http://www.xtremepapers.com/Edexcel/...%202006-01.pdf
Look at question 7 on the last page
so I know that for (ai)
H0: p = 0.2
H1: p <> 0.2 (does not equal)
Now when I carry out the test, if it was p>0.2 I would say
P(X>=9).... and then work out the answer
equall if it was p<0.2 I would say P(X<=9)
But given that it is p <>0.2 how do I carry out the test. Please can you explain as well!
For (b) I am again faced with the same issue
The distribution is
X-N(20,16)
H1 again is p<>0.2
so for my normal approx to I use
P(x>=18) or p(x<=18)
I will continuty correct once I understand the principle
thanks for the help!
http://www.edexcel.com/migrationdocu...anuary2006.doc
here is another website
The null hypothesis is that , and the alternative is that .
We reject the null hypothesis if the probability of the observed result or more extreme conditioned on the null-hypothesis being true is "small".
That is if:

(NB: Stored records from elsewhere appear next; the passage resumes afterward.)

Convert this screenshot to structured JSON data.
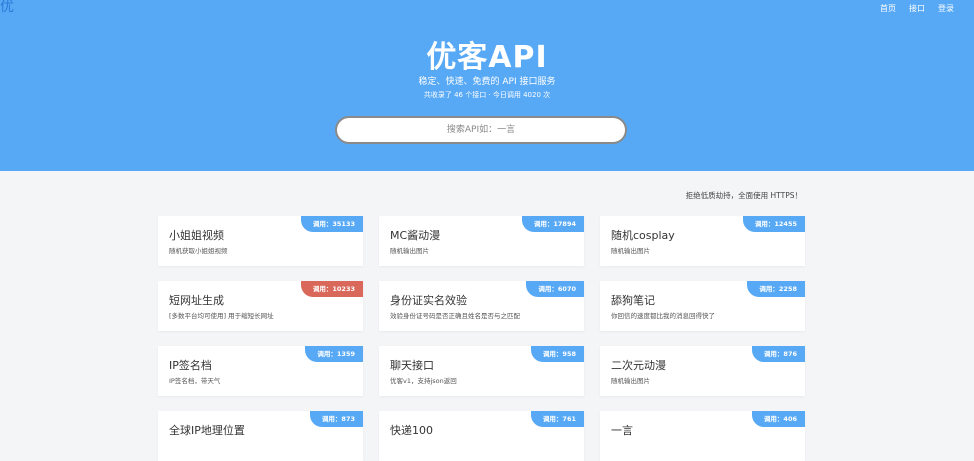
{
  "logo": "优",
  "nav": [
    "首页",
    "接口",
    "登录"
  ],
  "hero": {
    "title": "优客API",
    "subtitle": "稳定、快速、免费的 API 接口服务",
    "stats": "共收录了 46 个接口 · 今日调用 4020 次"
  },
  "search": {
    "placeholder": "搜索API如：一言"
  },
  "notice": "拒绝低质劫持，全面使用 HTTPS！",
  "cards": [
    {
      "name": "小姐姐视频",
      "desc": "随机获取小姐姐视频",
      "calls": "调用：35133",
      "badge_color": "#58a9f5"
    },
    {
      "name": "MC酱动漫",
      "desc": "随机输出图片",
      "calls": "调用：17894",
      "badge_color": "#58a9f5"
    },
    {
      "name": "随机cosplay",
      "desc": "随机输出图片",
      "calls": "调用：12455",
      "badge_color": "#58a9f5"
    },
    {
      "name": "短网址生成",
      "desc": "[多数平台均可使用] 用于缩短长网址",
      "calls": "调用：10233",
      "badge_color": "#d9685a"
    },
    {
      "name": "身份证实名效验",
      "desc": "效验身份证号码是否正确且姓名是否与之匹配",
      "calls": "调用：6070",
      "badge_color": "#58a9f5"
    },
    {
      "name": "舔狗笔记",
      "desc": "你回信的速度都比我的消息回得快了",
      "calls": "调用：2258",
      "badge_color": "#58a9f5"
    },
    {
      "name": "IP签名档",
      "desc": "IP签名档，带天气",
      "calls": "调用：1359",
      "badge_color": "#58a9f5"
    },
    {
      "name": "聊天接口",
      "desc": "优客v1，支持json返回",
      "calls": "调用：958",
      "badge_color": "#58a9f5"
    },
    {
      "name": "二次元动漫",
      "desc": "随机输出图片",
      "calls": "调用：876",
      "badge_color": "#58a9f5"
    },
    {
      "name": "全球IP地理位置",
      "desc": "",
      "calls": "调用：873",
      "badge_color": "#58a9f5"
    },
    {
      "name": "快递100",
      "desc": "",
      "calls": "调用：761",
      "badge_color": "#58a9f5"
    },
    {
      "name": "一言",
      "desc": "",
      "calls": "调用：406",
      "badge_color": "#58a9f5"
    }
  ]
}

Now since under the null hypothesis the distribution of the number of Deano readers in a sample of size has a binomial distribution we can work out the probability on the left (and it is ), which is less than so we reject the null hypothesis.
However exact binomial calculations of the size required by this problem are beyond what is reasonable to expect in an exam, so you will either have to use an approximation or tables of critical values provided for this purpose.
You will note that the alternative hypothesis does not figure in this test.
Part (b) works in essentially the same manner except the sample size is now 100, and large(ish) sample approximations are probably appropriate.
CB
well what I was asking was how do I decide if I should use P(X<=9) or P(X>=9)
Is it becasue the E(X) - mean - is 4.
9 is above the mean so I calcuate P(X>=9) NOT P(X<=9)
for normal, mean is 20, value is 18 SO here is say P(X<=18) NOT P(X>=18)
thanks